Midway through the second quarter of the first game between the Phoenix Suns and Denver Nuggets, Bruce Brown drove to the hoop while DeAndre Ayton was defending him. The shot missed and Ayton found himself on the sidelines.
Instead of hustling back to get the rebound, he watched Nikola Jokic try to score off the miss. Jokic missed the first tip-in. Ayton still didn’t move from the sidelines. Jokic tried to tip it in a second time. Ayton still hasn’t moved from the same spot. Jokic tapped the ball to himself to get a better look at the basket, and finally Ayton realized that it was a live play and joined the fray.
That sequence perfectly captures the effort that the Suns have been giving in the playoffs so far.
This is a problem that didn’t just pop up in the second round. This became a glaring issue as early as Phoenix’s first round battle with the LA Clippers. In the very first game of the series, the Suns allowed the Clippers – who were playing without Paul George – to score 115 points in the upset loss. Things didn’t get better after that. Kawhi Leonard missed the final 3 games of the series, and even without their two best players, LA still managed to average 120 points against a healthy Suns team.
All in all the Suns gave up 118 points per 100 possessions in the first round. Five points more than their regular season number. Their playoff defensive rating would have them ranked as the fifth worst defense in the regular season.
After several scares against the Clippers, the Suns would have learned their lesson right?
Well, as proven by the now-viral clip of Ayton watching Jokic from the sidelines, Phoenix still hasn’t tightened up their defense.
The Nuggets opened their semis rematch against the Suns with a 125-point showing, winning Game 1 easily by 18 points. The Suns allowed the Nuggets to score a whopping 128.5 points per 100 possessions in that game. Denver scored on 47.5 percent of their shots while hitting 16 triples at a 43.2 percent clip.
Six Denver players scored in double-figures led by Jamal Murray who scored 34 points and nailed six 3-pointers. Jokic didn’t have the best game, scoring 24 points at only a 42 percent rate. But he did grab 19 rebounds, with eight coming on the offensive end.
Oh, that Ayton moment happened in the middle of a Nuggets run in the second period that blew the game wide open. Denver outscored Phoenix 37-19 in that quarter.
After getting burned defensively in the first six games of the playoffs, the Suns came out with a different kind of defensive intensity in Game 2 against the Nuggets. From the get-go, they treated Murray like he was Steph Curry. Phoenix put a bigger, more physical defender on him and it took away Murray’s flow from Game 1. He made only one of his first 10 attempts in the first three quarters, way off from his performance in the first game.
The Suns also tried to muddle up everything the Nuggets did offensively.
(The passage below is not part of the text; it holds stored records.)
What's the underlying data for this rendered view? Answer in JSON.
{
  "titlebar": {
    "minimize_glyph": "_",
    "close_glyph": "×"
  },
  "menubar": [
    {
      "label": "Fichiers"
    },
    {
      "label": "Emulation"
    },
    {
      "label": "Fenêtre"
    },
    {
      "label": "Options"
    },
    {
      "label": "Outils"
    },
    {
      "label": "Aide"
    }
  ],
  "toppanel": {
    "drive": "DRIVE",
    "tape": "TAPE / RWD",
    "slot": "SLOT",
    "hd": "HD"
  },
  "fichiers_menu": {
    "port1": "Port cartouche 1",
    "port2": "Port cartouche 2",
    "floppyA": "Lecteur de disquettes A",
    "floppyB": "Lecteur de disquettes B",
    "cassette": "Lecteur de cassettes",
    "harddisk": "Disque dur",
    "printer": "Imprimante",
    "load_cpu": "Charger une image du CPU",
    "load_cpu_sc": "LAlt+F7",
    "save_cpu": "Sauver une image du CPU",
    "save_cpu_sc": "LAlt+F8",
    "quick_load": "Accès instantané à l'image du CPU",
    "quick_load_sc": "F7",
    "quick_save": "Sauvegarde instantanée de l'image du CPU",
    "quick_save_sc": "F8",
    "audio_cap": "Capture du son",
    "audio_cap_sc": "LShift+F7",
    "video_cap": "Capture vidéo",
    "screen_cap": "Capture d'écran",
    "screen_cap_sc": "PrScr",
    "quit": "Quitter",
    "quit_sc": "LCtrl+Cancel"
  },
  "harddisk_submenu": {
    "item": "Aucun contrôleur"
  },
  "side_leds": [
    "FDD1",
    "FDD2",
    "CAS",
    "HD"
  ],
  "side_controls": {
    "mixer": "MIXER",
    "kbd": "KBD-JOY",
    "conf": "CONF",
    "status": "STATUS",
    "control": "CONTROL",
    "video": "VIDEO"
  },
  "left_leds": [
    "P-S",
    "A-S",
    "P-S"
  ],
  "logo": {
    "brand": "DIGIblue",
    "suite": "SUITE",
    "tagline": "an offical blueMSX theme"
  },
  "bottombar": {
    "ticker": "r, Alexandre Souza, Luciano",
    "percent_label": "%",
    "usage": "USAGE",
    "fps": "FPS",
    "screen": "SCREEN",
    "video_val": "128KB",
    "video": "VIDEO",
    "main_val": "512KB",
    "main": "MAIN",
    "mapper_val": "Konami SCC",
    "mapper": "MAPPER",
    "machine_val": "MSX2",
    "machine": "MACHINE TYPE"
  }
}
The actions that the Nuggets were running were a few feet away because the Suns were preventing them from getting to their usual spots on the floor. Because of that, the Nuggets managed to score only 40 points in the first half. That half was the best defensive performance of the Suns in the entire playoffs.
Unfortunately, they couldn’t keep it up. Phoenix’s physicality and effort on defense waned in the second half. The Suns allowed the Nuggets to have their way in the third period, where Denver scored 30 points. That opened the floodgates and set up a game-changing run in the fourth.
Kentavious Caldwell-Pope hit a big 3 to open up an eight-point lead late in the fourth. That 9-2 run was ended by a step-back by Murray and midrange J by Jokic to give the Nuggets a double-digit lead with less than two minutes left.
Jokic destroyed the Suns in the second half of Game 2. He scored 26 of his 39 points in the second half, including 18 in the third quarter alone. Murray managed to bounce back with six points and five assists in the second half. Caldwell-Pope had 11 points in the second half and hit all his three shots from beyond the arc.
The Suns proved – at least for a half – that they can play elite, playoff-level defense. Now they’ll need to do the same for four full games. They can’t play half-effort basketball on defense anymore. They’re now halfway from being swept by the Nuggets.